** MATERIAL FOR THE TASK follows **

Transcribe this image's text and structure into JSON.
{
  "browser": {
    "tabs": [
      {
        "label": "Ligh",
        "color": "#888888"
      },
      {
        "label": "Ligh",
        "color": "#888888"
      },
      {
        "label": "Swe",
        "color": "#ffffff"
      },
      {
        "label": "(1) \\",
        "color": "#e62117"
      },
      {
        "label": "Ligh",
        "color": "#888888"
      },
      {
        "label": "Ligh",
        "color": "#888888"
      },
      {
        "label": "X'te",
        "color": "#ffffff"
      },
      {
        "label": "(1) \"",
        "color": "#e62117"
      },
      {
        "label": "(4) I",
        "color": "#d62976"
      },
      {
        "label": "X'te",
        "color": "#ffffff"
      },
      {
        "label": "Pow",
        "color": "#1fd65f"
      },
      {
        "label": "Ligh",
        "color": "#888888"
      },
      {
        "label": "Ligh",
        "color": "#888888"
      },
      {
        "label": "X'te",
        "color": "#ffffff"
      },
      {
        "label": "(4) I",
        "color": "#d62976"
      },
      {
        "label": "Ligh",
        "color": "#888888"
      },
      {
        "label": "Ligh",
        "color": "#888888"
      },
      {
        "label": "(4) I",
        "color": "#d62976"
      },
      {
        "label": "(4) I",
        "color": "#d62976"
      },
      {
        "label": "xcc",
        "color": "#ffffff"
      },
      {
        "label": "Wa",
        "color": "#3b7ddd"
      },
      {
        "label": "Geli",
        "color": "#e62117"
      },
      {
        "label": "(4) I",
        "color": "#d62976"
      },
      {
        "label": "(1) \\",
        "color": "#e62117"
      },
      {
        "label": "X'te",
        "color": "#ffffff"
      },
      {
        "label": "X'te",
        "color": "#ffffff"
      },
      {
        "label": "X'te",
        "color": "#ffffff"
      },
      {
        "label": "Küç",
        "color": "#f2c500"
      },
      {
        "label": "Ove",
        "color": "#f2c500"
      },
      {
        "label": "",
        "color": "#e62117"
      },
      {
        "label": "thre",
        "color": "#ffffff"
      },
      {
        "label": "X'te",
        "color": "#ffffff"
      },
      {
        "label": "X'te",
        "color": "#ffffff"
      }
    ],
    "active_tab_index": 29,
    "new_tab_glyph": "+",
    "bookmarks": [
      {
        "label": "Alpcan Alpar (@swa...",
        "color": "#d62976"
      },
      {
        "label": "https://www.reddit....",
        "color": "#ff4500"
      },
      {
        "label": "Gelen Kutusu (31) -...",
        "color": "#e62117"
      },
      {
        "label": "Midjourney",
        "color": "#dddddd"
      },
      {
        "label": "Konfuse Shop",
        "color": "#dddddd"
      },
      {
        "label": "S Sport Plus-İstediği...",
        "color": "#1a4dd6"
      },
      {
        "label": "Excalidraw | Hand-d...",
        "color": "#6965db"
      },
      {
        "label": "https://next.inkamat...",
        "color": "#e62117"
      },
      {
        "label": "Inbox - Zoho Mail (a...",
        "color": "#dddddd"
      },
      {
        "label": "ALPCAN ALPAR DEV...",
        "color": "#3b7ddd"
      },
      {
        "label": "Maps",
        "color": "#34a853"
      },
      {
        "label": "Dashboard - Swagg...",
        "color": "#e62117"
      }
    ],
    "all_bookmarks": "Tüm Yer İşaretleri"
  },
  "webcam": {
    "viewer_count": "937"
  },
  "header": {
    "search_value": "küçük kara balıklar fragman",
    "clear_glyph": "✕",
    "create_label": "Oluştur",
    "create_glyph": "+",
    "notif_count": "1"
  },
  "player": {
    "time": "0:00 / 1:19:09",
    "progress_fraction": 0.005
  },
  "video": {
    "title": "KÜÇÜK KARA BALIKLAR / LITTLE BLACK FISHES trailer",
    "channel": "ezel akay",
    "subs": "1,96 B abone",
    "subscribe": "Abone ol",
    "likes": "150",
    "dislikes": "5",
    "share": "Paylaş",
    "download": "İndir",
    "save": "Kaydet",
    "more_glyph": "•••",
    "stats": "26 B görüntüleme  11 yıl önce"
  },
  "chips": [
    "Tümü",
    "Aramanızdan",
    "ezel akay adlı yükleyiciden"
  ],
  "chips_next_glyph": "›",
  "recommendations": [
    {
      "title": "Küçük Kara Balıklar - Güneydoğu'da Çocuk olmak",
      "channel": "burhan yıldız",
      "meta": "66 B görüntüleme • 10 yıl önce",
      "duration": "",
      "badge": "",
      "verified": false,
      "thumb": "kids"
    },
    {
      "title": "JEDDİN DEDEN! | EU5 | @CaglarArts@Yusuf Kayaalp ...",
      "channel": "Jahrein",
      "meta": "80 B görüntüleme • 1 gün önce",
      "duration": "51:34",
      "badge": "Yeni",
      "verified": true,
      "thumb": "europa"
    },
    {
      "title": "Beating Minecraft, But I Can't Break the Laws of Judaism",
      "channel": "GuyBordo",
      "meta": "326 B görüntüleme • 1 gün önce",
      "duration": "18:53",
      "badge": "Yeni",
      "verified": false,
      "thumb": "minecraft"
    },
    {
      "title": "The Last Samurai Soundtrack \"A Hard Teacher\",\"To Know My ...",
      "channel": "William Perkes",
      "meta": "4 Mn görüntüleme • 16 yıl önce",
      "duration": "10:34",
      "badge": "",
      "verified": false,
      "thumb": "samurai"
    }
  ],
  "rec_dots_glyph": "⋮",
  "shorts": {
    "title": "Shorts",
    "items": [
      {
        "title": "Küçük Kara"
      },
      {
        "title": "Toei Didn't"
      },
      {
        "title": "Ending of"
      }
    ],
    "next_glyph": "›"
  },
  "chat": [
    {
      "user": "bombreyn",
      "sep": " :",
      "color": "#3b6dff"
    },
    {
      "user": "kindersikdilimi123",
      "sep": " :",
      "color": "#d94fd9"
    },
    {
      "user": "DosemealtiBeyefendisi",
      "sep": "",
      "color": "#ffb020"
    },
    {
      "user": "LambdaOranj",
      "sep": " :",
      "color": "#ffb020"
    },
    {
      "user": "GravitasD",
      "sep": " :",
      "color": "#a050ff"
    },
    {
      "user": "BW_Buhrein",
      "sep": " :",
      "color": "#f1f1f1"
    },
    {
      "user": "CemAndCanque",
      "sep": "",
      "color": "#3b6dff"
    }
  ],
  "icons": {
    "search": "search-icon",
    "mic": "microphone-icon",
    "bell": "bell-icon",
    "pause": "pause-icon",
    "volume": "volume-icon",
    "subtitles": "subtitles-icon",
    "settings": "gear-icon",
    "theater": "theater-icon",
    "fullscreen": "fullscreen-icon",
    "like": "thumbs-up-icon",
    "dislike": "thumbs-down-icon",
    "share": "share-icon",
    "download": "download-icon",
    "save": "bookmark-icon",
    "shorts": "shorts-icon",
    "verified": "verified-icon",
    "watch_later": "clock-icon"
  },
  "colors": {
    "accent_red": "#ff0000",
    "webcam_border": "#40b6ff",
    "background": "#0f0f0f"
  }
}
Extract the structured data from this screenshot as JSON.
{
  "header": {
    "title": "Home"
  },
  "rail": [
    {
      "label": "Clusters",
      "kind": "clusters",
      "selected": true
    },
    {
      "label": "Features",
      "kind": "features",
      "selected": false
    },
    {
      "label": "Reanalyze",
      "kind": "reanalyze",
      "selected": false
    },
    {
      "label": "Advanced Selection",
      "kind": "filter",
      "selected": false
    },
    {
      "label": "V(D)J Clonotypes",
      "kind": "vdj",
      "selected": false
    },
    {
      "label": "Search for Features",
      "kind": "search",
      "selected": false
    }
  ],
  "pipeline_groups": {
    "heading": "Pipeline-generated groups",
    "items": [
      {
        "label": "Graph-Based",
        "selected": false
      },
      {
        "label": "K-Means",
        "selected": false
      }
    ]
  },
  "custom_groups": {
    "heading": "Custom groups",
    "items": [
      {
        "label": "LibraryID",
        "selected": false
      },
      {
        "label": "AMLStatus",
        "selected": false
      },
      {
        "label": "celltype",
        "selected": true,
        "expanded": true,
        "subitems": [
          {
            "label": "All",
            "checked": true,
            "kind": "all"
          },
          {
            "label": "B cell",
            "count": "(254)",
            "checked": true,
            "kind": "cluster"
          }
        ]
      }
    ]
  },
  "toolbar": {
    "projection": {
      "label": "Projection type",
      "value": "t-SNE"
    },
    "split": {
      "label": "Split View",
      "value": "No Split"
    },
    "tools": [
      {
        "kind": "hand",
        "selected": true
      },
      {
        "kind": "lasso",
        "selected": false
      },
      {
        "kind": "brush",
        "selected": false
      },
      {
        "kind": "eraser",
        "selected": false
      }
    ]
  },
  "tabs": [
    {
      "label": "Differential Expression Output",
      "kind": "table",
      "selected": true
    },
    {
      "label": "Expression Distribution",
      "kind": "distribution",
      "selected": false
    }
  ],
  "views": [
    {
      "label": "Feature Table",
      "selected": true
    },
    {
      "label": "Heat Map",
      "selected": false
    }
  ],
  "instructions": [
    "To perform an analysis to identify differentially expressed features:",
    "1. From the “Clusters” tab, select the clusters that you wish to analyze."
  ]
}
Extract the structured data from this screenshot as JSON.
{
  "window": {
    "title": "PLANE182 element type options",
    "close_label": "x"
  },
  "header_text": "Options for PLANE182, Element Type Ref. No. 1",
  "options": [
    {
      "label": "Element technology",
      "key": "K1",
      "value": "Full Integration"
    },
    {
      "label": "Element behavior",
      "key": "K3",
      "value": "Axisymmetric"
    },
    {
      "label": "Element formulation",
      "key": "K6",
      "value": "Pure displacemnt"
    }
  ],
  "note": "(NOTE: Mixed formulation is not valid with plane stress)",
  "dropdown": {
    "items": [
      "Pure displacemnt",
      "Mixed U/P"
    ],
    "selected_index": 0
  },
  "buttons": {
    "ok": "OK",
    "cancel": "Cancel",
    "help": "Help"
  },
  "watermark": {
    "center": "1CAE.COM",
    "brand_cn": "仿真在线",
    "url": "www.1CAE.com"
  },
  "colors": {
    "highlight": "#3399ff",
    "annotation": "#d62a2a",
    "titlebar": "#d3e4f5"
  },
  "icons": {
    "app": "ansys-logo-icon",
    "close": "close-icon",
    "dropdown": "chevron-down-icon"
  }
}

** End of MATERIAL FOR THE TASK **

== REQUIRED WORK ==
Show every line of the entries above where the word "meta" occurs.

== ANSWER ==
      "meta": "66 B görüntüleme • 10 yıl önce",
      "meta": "80 B görüntüleme • 1 gün önce",
      "meta": "326 B görüntüleme • 1 gün önce",
      "meta": "4 Mn görüntüleme • 16 yıl önce",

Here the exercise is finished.